The Spectacular Dyeing Egg-Stravanganza
March 31, 2013

The Spectacular Dyeing Egg-Stravanganza

Last weekend, I went with my bestie to shop for goodies to go into her kids’ Easter baskets. We bought candies and stickers and arts and crafts and little toys all to go into a cool storage container that they could reuse. It was really fun. Then we bought the stuff necessary for them to dye the eggs. Shortly after that, I heard about a new American Chemical Society (ACS) video about the chemistry of egg dyeing. If you’ll remember, for St. Patrick’s Day I wrote about their video showing the dangers of too much booze, and now they are at it again with Easter. That American Chemical Society is one cool group.

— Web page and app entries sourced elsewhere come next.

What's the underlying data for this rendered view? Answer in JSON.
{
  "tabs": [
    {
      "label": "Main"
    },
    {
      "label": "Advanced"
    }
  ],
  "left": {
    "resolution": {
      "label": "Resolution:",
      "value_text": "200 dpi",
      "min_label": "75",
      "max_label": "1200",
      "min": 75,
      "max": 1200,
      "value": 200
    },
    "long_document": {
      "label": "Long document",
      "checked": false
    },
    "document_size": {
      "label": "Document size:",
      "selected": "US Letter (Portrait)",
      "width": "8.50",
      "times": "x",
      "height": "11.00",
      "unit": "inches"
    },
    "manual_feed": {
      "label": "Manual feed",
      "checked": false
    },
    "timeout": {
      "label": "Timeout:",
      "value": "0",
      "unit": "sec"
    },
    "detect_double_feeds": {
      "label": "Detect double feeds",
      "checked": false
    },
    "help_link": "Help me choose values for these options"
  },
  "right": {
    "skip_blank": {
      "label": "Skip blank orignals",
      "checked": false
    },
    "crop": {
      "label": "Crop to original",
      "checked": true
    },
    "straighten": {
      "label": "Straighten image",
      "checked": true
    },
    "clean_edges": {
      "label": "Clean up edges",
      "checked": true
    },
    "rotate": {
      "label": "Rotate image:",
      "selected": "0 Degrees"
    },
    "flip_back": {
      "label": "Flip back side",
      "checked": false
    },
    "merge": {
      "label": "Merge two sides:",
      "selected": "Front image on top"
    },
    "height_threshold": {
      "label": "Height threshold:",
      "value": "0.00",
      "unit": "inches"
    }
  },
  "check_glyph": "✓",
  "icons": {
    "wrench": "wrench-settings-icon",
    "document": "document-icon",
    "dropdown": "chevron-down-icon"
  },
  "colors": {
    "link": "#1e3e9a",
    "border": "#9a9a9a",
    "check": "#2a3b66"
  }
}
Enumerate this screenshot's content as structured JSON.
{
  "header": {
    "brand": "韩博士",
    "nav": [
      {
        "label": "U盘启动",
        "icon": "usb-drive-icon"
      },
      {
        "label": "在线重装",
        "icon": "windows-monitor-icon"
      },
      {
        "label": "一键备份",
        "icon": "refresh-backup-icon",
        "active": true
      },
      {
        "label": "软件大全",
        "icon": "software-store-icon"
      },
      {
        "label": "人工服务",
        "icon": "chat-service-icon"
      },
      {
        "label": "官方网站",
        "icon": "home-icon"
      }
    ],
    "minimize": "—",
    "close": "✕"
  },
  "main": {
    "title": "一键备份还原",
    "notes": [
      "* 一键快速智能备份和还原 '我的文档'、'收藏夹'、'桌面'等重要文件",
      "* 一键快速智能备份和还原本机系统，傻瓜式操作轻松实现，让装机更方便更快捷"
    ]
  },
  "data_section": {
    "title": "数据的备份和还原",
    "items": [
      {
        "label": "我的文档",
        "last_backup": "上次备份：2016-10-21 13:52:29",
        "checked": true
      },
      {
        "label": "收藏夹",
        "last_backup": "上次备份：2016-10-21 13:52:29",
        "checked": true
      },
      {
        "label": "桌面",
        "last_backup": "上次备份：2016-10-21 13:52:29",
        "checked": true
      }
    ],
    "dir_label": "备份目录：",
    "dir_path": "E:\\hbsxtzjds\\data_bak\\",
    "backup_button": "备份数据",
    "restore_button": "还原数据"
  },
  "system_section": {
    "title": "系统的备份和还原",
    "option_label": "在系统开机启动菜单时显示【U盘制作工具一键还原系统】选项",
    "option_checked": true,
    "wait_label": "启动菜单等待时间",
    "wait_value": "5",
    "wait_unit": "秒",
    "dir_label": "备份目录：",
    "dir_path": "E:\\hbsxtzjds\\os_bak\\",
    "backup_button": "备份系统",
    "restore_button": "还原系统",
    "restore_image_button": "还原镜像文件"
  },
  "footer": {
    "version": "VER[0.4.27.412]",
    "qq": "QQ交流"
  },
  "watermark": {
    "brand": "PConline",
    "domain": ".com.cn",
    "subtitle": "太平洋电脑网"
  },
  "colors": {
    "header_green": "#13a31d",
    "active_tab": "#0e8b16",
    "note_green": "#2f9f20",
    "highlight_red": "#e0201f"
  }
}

In their press release, the ACS grabs viewer’s attention with the following: “With millions of eggs about to have their annual encounter with red, green, blue and other dyes this holiday weekend, our newest video helps uncover the chemistry behind this ‘egg-cellent’ tradition.”

The video explains that the key ingredients for dyeing Easter eggs are water, dye, and vinegar. I know, vinegar sounds weird, but Dr. Diane Bunce, professor of chemistry at Catholic University of America and feature presenter in the ACS video, explains why vinegar is so important in egg dying.

Apparently, an egg shell has a protein cuticle, which is a protein on the surface of the egg that allows eggs to be dyed when vinegar is present. It has an amine end consisting of a nitrogen with two hydrogens all bonded to each other with the third bond being to the protein, in this case the protein cuticle on the egg’s shell. The nitrogen also has an unshared pair of electrons, which becomes useful in allowing the vinegar to connect.

Vinegar is an acid, and acids release hydrogen ions. The hydrogen ions needs a pair of electrons, so they protenate to the unshared pair of electrons from the amine end. This allows the cuticle to have a positive charge, and a dye molecule has a negative charge. And viola! Thus enter pretty dyed eggs because of vinegar. Who knew!?!

The other factor to consider when dyeing eggs is the water. Many people use tap water. It is convenient, but this is a not the best water choice for dyeing eggs because tap water has some acid in it, which affects the dyeing process.

Distilled water is the best for the brightest and prettiest dyed eggs. Obviously, distilled water is pretty pure and without any acid, so it helps to create the prettiest dyed eggs possible.

When we understand how a process works (even for something as fun as dyeing eggs), we can better proceed in our activities. We know the root of what we are doing, thus we know the method for creating the best possible outcome. In this case, that outcome is bright colored eggs for the Easter egg hunt or even just for part of the Easter munching.

Dyeing eggs is fun and messy, two qualities any kid loves. Heck, two qualities any adult loves. This year, thanks to the ACS, we may go forth and dye those eggs with a better understanding of how to come out with the brightest eggs. Isn’t science grand!?!

Image Credit: Sergey Lavrentev / Shutterstock

Facebook Twitter Pinterest Plusone Digg Reddit Stumbleupon Email


Rayshell E. Clapper is an Associate Professor of English at a rural college in Oklahoma where she teaches Creative Writing, Literature, and Composition classes. She has presented her original fiction and non-fiction at several conferences and events including: Scissortail Creative Writing Festival, Howlers and Yawpers Creativity Symposium, Southwest/Texas Pop Culture Association/American Culture Association Regional Conference, and Pop Culture Association/American Culture Association National Conference. Her publications include Cybersoleil Journal, Sugar Mule Literary Magazine, Red Dirt Anthology, Originals, and Oklahoma English Journal. Beyond her written works, she successfully created a writer's group in rural Oklahoma to support burgeoning writers. The written word is her passion, and all she experiences inspires that passion. She hopes to help inspire others through her words.

Send Rayshell an email